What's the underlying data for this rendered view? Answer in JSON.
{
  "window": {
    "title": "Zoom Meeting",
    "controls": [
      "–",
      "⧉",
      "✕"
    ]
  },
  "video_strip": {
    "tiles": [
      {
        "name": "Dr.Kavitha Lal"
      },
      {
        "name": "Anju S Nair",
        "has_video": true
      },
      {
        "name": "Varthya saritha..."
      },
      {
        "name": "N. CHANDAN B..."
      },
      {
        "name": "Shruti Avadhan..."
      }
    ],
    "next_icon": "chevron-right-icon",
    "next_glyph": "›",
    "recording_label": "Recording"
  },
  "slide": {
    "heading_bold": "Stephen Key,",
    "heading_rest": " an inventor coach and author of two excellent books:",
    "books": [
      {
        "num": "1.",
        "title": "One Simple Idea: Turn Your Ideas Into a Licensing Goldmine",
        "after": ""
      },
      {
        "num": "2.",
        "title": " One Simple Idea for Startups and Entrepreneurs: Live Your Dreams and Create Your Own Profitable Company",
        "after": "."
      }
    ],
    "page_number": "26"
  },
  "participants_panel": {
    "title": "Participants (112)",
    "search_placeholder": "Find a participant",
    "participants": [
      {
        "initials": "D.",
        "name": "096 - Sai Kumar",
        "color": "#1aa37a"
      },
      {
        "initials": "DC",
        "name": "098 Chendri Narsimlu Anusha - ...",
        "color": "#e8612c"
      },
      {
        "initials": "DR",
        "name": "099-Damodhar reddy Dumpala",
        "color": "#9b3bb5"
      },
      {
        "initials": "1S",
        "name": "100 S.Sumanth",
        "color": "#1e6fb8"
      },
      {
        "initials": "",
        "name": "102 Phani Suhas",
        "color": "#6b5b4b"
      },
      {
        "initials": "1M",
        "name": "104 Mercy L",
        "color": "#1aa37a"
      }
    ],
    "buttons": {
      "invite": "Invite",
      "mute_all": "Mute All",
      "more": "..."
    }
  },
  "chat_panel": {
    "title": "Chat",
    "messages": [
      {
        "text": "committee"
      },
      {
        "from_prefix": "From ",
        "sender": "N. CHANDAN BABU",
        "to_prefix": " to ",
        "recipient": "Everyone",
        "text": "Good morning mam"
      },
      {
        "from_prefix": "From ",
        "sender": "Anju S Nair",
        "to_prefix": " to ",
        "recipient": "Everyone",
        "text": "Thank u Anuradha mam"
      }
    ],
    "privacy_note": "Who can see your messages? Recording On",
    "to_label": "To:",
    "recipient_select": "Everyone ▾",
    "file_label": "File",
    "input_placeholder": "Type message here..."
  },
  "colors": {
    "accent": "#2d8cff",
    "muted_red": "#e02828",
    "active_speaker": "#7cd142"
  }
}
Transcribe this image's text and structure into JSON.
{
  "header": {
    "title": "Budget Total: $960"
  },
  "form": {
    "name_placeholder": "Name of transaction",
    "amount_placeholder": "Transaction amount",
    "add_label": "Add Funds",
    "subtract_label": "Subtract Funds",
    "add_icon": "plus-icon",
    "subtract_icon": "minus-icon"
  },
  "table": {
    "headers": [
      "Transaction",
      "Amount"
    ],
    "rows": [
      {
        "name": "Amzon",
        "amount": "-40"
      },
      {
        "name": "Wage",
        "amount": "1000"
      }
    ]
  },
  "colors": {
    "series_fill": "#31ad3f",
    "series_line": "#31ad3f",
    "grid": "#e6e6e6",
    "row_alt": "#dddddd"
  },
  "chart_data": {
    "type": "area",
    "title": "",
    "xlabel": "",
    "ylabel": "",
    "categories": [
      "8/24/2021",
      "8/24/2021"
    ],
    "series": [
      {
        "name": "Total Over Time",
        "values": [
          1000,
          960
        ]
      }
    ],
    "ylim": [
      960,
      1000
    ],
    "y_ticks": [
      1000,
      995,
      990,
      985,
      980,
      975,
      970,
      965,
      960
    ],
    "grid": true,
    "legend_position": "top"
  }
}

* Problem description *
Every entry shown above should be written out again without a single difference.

* Output below *
What's the underlying data for this rendered view? Answer in JSON.
{
  "window": {
    "title": "Zoom Meeting",
    "controls": [
      "–",
      "⧉",
      "✕"
    ]
  },
  "video_strip": {
    "tiles": [
      {
        "name": "Dr.Kavitha Lal"
      },
      {
        "name": "Anju S Nair",
        "has_video": true
      },
      {
        "name": "Varthya saritha..."
      },
      {
        "name": "N. CHANDAN B..."
      },
      {
        "name": "Shruti Avadhan..."
      }
    ],
    "next_icon": "chevron-right-icon",
    "next_glyph": "›",
    "recording_label": "Recording"
  },
  "slide": {
    "heading_bold": "Stephen Key,",
    "heading_rest": " an inventor coach and author of two excellent books:",
    "books": [
      {
        "num": "1.",
        "title": "One Simple Idea: Turn Your Ideas Into a Licensing Goldmine",
        "after": ""
      },
      {
        "num": "2.",
        "title": " One Simple Idea for Startups and Entrepreneurs: Live Your Dreams and Create Your Own Profitable Company",
        "after": "."
      }
    ],
    "page_number": "26"
  },
  "participants_panel": {
    "title": "Participants (112)",
    "search_placeholder": "Find a participant",
    "participants": [
      {
        "initials": "D.",
        "name": "096 - Sai Kumar",
        "color": "#1aa37a"
      },
      {
        "initials": "DC",
        "name": "098 Chendri Narsimlu Anusha - ...",
        "color": "#e8612c"
      },
      {
        "initials": "DR",
        "name": "099-Damodhar reddy Dumpala",
        "color": "#9b3bb5"
      },
      {
        "initials": "1S",
        "name": "100 S.Sumanth",
        "color": "#1e6fb8"
      },
      {
        "initials": "",
        "name": "102 Phani Suhas",
        "color": "#6b5b4b"
      },
      {
        "initials": "1M",
        "name": "104 Mercy L",
        "color": "#1aa37a"
      }
    ],
    "buttons": {
      "invite": "Invite",
      "mute_all": "Mute All",
      "more": "..."
    }
  },
  "chat_panel": {
    "title": "Chat",
    "messages": [
      {
        "text": "committee"
      },
      {
        "from_prefix": "From ",
        "sender": "N. CHANDAN BABU",
        "to_prefix": " to ",
        "recipient": "Everyone",
        "text": "Good morning mam"
      },
      {
        "from_prefix": "From ",
        "sender": "Anju S Nair",
        "to_prefix": " to ",
        "recipient": "Everyone",
        "text": "Thank u Anuradha mam"
      }
    ],
    "privacy_note": "Who can see your messages? Recording On",
    "to_label": "To:",
    "recipient_select": "Everyone ▾",
    "file_label": "File",
    "input_placeholder": "Type message here..."
  },
  "colors": {
    "accent": "#2d8cff",
    "muted_red": "#e02828",
    "active_speaker": "#7cd142"
  }
}
Transcribe this image's text and structure into JSON.
{
  "header": {
    "title": "Budget Total: $960"
  },
  "form": {
    "name_placeholder": "Name of transaction",
    "amount_placeholder": "Transaction amount",
    "add_label": "Add Funds",
    "subtract_label": "Subtract Funds",
    "add_icon": "plus-icon",
    "subtract_icon": "minus-icon"
  },
  "table": {
    "headers": [
      "Transaction",
      "Amount"
    ],
    "rows": [
      {
        "name": "Amzon",
        "amount": "-40"
      },
      {
        "name": "Wage",
        "amount": "1000"
      }
    ]
  },
  "colors": {
    "series_fill": "#31ad3f",
    "series_line": "#31ad3f",
    "grid": "#e6e6e6",
    "row_alt": "#dddddd"
  },
  "chart_data": {
    "type": "area",
    "title": "",
    "xlabel": "",
    "ylabel": "",
    "categories": [
      "8/24/2021",
      "8/24/2021"
    ],
    "series": [
      {
        "name": "Total Over Time",
        "values": [
          1000,
          960
        ]
      }
    ],
    "ylim": [
      960,
      1000
    ],
    "y_ticks": [
      1000,
      995,
      990,
      985,
      980,
      975,
      970,
      965,
      960
    ],
    "grid": true,
    "legend_position": "top"
  }
}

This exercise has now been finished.